The term theory as applied to the realm of social sciences is in fact used mostly to refer to some logical explanation about social phenomena or a class thereof, logically constructed and systematically organised, that underscores the relationship between two well-defined variables.
- 1 What are theories in social science?
- 2 What is the purpose of theory in social science?
- 3 What is a theory in science?
- 4 What do you mean by social theory?
- 5 What are the 3 social science theories?
- 6 What are the 4 social science theories?
- 7 How do theories in social science contribute to the society?
- 8 Why do we need social theory?
- 9 What is the major social science theories?
- 10 What is an example of a theory in science?
- 11 What is an example of a theory?
- 12 How do you explain a theory?
- 13 What is an example of a social theory?
- 14 What are the 5 social theories?
- 15 What is an example of social conflict?
Very simply, a theory is a viewpoint or perspective which is explanatory. According to Babbie (1989, p. 46), social science theory is ‘ a systematic explanation for the observed facts and laws that relate to a specific aspect of life’. They might develop other theories about what can be done to change this situation.
Theories are formulated to explain, predict, and understand phenomena and, in many cases, to challenge and extend existing knowledge within the limits of critical bounding assumptions. The theoretical framework is the structure that can hold or support a theory of a research study. 4
What is a theory in science?
A theory is a carefully thought-out explanation for observations of the natural world that has been constructed using the scientific method, and which brings together many facts and hypotheses. In common parlance, theory is often used to refer to something that is rather speculative.
Social theory refers to ideas, arguments, hypotheses, thought-experiments and explanatory speculations about how and why human societies—or elements or structures of such societies—come to be formed, change, and develop over time or disappear.
Three paradigms have come to dominate sociological thinking, because they provide useful explanations: structural functionalism, conflict theory, and symbolic interactionism. Sociological Theories or Perspectives.
This lesson will briefly cover the four major theories in sociology, which are structural-functional theory, social conflict theory, feminism, and symbolic interactionism theory.
Put simply, the social sciences are important because they create better institutions and systems that affect people’s lives every day. Thus, social sciences help people understand how to interact with the social world—how to influence policy, develop networks, increase government accountability, and promote democracy.
The purpose of sociological theory is to give scientists and scholars a way to think and write about human behavior that is categorizable and smaller in scope than talking about society as a whole. Overall, sociological theory attempts to understand social order and what creates social change.
Three great classical theories of social and historical change emerged: the social evolutionism theory (of which Social Darwinism forms a part), the social cycle theory, and the Marxist historical materialism theory.

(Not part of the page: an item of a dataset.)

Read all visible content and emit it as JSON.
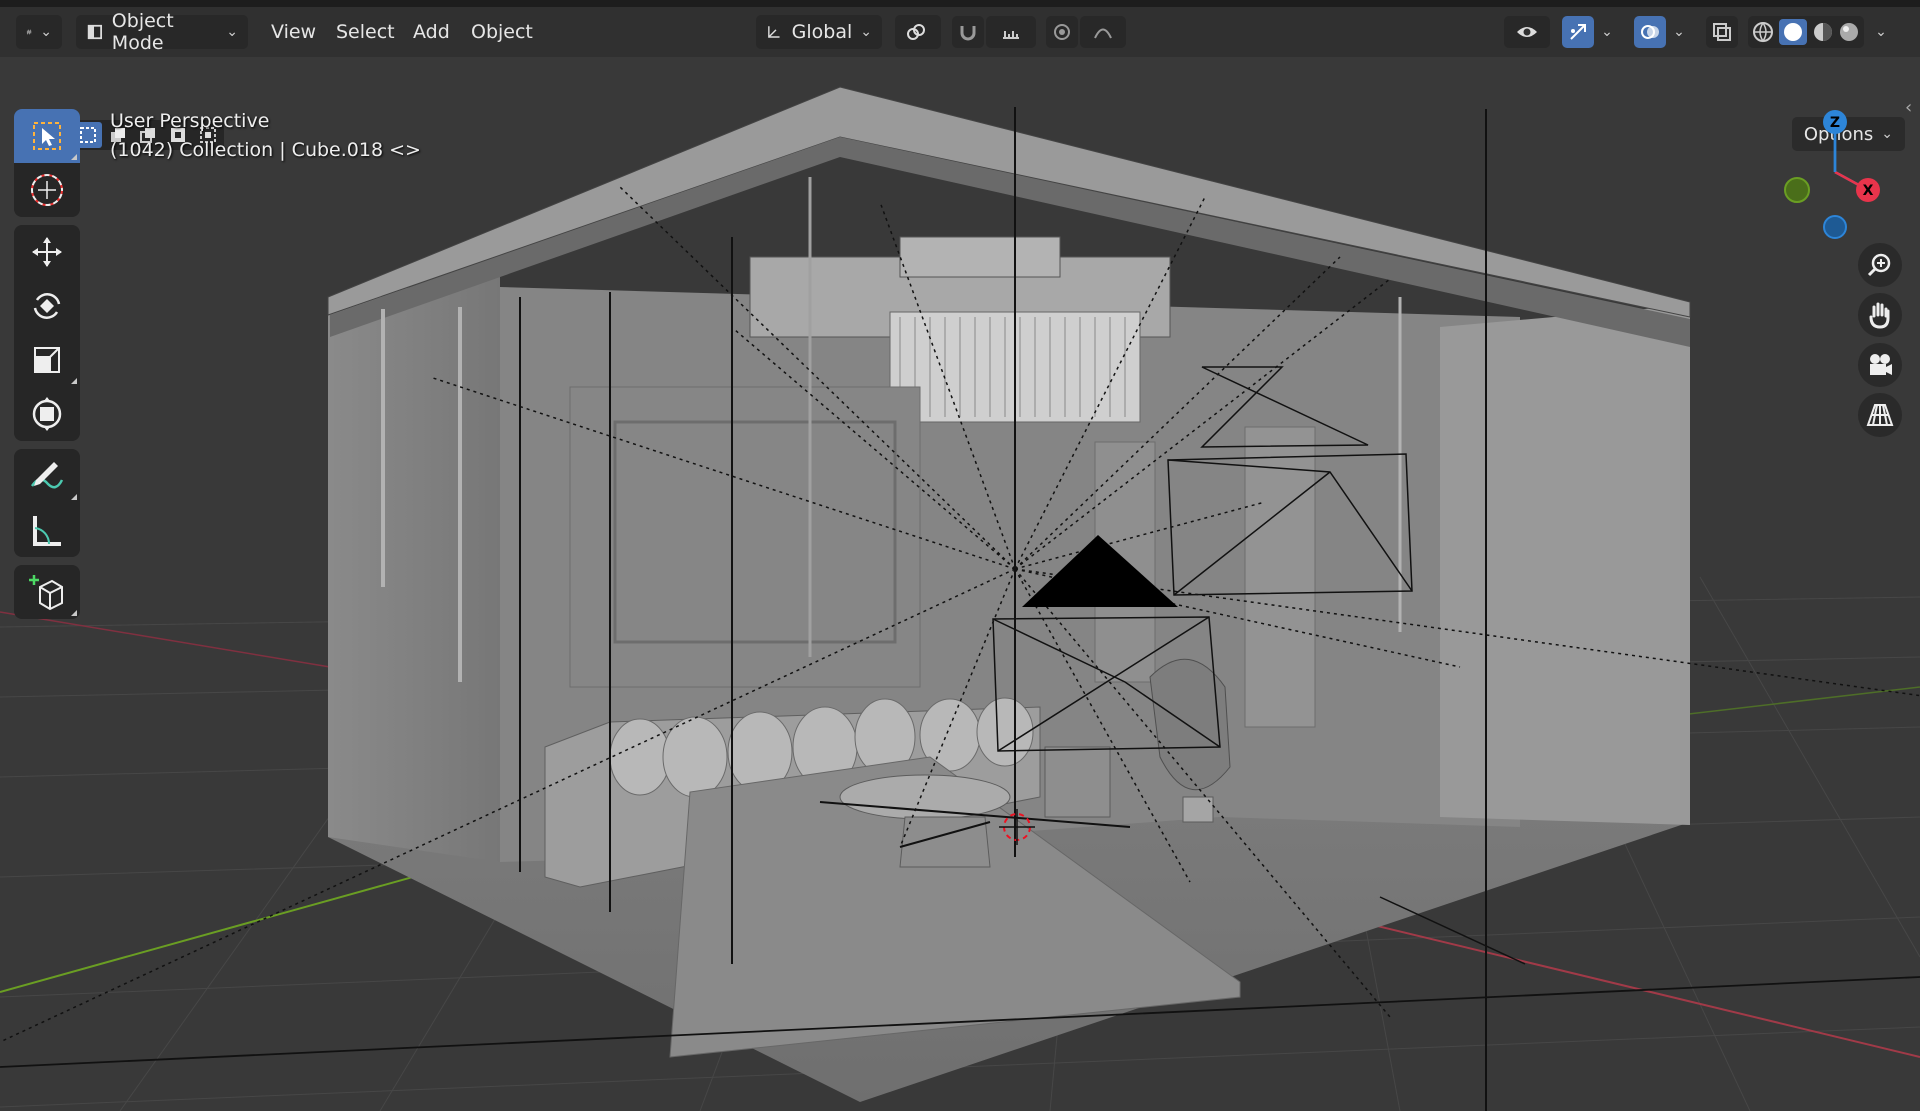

What is an example of a theory in science?
A scientific theory is a broad explanation that is widely accepted because it is supported by a great deal of evidence. Examples of theories in physical science include Dalton’s atomic theory, Einstein’s theory of gravity, and the kinetic theory of matter.
What is an example of a theory?
In science, including psychology, a theory is a principle or idea that explains or solves a problem. The theory of evolution, for example, is a general theory that helps to explain where humans came from, the relationships between species, and the changes in species over time.
How do you explain a theory?
In everyday use, the word “theory” often means an untested hunch, or a guess without supporting evidence. But for scientists, a theory has nearly the opposite meaning. A theory is a well-substantiated explanation of an aspect of the natural world that can incorporate laws, hypotheses and facts.
These include Conflict, Functionalism, Symbolic Interactionism, and Social Exchange Theories; second, Middle-Range Theory, which is a theory derived from specific scientific findings and focuses on the interrelation of two or more concepts applied to a very specific social process or problem.
Definitions of key terms for the five basic sociological perspectives – Functionalism, Marxism, Feminism, Social Action Theory and Postmodernism.
The Criminal Justice System. Crimes committed by members of wealthier classes, such as powerful CEOs or celebrities, often receive less punishment than crimes committed by people of minority races or lower socioeconomic status.